A vascular disease caused by a fungus is posing a serious threat to Florida’s commercial avocado production, which could result in almost $55 million damage to the state economy.
Laurel wilt has been moving rapidly through the state, striking commercial avocado groves in southern Miami-Dade County starting in March 2012. Avacados take up about 7,500 acres of production in Florida.
Currently, most of the trees affected by laurel wilt are on residential property, but more than 3,000 infested commercial trees have also been destroyed, a small part of the state’s 650,000-tree avocado stock.
The Lakeland Ledger reports that after detecting the fungus, the only way to prevent the spread of the disease is by destroying the tree, a process of sampling, testing and disposal that is “extremely costly.” To dispose of an avocado tree costs $200; the total worth of a healthy tree is about $400.
Researchers at the University of Florida at Homestead, as well as at the University of California-Riverside, are looking at a beneficial fungus that can kill the ambrosia beetle, using a foam originally developed for termite extermination.

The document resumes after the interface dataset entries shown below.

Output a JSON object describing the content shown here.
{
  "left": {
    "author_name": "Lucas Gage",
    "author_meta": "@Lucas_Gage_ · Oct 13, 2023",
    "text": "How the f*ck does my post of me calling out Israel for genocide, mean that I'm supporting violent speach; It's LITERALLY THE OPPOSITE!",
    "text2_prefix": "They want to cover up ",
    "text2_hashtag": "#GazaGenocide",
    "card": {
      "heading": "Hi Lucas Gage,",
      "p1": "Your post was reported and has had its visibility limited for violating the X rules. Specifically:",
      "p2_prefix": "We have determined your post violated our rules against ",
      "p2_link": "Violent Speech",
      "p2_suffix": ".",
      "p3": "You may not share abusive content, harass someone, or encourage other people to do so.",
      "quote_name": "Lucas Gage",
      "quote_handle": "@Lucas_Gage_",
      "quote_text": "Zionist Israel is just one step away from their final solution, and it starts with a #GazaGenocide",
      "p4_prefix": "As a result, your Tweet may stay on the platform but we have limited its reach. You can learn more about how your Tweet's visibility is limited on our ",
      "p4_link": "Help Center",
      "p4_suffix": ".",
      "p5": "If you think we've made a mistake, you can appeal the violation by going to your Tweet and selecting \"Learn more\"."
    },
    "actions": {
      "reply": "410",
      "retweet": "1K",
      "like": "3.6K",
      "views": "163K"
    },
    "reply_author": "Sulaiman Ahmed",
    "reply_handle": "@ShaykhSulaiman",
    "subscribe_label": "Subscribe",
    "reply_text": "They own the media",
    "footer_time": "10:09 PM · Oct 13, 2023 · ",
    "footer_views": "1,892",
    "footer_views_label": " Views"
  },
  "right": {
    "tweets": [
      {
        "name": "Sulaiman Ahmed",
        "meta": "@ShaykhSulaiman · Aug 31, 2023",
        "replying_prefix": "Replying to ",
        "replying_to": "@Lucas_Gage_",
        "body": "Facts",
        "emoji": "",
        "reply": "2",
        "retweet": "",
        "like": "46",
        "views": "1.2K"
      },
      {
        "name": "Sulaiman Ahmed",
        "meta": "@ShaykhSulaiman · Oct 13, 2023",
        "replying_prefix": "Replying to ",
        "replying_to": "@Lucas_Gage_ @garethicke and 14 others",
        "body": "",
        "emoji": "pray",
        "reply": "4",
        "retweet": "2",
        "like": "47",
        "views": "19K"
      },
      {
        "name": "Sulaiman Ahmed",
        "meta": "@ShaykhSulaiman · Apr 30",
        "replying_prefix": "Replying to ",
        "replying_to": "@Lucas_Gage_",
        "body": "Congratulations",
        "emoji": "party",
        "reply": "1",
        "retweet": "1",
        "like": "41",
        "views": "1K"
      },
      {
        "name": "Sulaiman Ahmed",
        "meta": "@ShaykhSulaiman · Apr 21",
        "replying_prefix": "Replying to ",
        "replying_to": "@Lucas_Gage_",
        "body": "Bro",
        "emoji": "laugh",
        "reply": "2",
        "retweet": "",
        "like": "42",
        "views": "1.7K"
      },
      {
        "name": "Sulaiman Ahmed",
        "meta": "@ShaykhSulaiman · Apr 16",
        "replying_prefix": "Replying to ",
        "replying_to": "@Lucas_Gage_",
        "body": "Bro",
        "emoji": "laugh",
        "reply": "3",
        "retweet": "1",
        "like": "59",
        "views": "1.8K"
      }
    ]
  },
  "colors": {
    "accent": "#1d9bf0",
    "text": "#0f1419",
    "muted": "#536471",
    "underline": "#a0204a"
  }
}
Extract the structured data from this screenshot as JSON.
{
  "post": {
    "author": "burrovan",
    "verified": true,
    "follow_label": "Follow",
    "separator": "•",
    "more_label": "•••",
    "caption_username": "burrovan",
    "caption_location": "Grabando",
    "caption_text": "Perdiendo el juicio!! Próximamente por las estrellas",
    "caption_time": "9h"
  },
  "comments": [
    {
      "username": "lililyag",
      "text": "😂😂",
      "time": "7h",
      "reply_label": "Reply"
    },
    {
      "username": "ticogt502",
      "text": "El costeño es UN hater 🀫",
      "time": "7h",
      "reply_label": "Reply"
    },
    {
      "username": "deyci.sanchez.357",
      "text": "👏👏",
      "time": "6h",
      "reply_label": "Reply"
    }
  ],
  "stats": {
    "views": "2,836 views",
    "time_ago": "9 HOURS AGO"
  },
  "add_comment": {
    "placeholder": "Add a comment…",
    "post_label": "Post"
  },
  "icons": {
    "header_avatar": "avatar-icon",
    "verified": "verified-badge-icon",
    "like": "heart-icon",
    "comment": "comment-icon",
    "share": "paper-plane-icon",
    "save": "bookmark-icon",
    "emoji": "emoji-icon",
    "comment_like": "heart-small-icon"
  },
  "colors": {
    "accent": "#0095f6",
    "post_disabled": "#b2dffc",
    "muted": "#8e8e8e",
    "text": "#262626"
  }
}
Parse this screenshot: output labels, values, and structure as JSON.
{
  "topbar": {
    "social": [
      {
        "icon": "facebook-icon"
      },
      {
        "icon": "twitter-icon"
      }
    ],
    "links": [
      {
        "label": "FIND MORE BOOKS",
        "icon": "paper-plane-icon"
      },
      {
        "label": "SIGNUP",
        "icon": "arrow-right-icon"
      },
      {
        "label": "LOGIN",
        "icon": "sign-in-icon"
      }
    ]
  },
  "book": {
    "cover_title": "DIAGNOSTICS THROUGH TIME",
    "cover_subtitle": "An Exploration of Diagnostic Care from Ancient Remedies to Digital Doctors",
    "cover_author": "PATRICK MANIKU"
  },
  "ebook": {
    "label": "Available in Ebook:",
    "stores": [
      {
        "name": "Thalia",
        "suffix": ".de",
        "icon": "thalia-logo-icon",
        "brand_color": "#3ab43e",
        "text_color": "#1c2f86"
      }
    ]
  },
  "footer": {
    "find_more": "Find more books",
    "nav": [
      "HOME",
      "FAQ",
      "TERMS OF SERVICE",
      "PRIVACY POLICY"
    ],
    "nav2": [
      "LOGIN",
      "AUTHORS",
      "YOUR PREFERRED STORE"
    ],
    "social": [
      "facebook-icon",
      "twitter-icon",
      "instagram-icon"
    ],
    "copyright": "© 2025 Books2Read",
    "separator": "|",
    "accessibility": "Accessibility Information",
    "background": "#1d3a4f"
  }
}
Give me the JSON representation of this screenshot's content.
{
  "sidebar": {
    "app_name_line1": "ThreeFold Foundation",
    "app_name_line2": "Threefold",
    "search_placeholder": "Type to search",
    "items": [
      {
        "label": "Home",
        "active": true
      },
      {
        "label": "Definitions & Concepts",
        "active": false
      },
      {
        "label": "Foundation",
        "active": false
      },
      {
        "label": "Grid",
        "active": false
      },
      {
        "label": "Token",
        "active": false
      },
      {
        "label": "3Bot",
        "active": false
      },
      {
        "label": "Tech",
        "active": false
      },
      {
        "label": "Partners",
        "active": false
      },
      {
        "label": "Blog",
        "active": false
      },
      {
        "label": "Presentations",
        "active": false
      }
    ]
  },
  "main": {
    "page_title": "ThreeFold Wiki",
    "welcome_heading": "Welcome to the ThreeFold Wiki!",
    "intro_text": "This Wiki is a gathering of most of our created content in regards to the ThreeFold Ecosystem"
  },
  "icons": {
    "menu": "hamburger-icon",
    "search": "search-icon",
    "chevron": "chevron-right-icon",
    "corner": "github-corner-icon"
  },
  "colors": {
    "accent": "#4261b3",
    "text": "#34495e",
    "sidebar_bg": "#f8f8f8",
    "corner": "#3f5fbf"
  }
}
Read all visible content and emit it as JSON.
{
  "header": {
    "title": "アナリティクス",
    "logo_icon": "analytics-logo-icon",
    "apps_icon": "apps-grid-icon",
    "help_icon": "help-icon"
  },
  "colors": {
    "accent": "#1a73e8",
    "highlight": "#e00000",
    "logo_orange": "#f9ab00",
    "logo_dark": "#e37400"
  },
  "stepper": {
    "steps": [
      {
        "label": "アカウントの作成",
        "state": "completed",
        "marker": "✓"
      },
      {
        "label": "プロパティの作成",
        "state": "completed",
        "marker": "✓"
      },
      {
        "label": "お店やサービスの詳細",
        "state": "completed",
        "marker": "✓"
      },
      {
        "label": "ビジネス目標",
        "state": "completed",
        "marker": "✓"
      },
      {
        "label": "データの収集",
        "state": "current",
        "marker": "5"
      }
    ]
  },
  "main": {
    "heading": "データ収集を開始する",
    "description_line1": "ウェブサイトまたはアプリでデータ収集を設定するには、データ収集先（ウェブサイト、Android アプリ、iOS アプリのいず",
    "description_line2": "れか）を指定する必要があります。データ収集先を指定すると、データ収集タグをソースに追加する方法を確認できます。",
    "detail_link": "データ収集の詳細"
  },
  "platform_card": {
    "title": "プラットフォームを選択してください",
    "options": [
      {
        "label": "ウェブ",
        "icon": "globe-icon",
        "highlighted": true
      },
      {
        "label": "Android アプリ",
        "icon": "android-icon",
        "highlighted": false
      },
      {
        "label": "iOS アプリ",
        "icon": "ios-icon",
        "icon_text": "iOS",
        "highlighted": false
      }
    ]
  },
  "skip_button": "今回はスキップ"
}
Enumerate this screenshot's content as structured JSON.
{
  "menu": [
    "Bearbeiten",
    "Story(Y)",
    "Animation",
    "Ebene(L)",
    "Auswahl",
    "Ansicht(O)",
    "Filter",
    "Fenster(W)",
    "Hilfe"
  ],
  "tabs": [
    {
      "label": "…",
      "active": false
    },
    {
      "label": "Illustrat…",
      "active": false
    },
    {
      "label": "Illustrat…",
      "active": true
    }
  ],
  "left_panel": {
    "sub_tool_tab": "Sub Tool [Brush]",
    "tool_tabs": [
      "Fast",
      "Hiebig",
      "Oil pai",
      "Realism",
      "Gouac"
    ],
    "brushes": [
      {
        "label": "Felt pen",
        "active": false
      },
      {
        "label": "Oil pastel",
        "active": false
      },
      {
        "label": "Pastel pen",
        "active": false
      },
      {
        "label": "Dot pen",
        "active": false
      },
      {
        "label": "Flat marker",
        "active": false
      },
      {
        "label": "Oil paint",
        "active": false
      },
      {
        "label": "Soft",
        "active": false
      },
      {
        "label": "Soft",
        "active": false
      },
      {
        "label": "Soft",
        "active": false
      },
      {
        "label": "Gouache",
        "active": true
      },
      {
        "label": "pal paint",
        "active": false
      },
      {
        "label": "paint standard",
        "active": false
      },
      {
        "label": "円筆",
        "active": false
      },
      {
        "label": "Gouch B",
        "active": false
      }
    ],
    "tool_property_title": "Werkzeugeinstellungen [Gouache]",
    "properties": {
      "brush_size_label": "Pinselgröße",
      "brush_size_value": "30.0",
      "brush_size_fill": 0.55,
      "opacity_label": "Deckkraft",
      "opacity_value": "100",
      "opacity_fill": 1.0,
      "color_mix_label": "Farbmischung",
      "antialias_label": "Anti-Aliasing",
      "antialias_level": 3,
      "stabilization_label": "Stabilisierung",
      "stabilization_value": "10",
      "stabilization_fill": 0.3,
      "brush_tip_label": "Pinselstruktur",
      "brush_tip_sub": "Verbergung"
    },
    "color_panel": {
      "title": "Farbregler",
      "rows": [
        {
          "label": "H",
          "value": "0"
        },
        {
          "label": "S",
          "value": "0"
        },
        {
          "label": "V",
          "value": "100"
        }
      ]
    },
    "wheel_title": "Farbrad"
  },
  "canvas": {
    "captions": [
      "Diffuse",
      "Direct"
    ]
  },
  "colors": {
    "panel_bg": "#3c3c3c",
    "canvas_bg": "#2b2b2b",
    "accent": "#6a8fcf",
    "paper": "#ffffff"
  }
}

A federal agricultural research team is working with the California Avocado Commission to assess orchard-scale trials to see if the foam is successful in controlling the bugs. California is the largest producer of avocados in the U.S.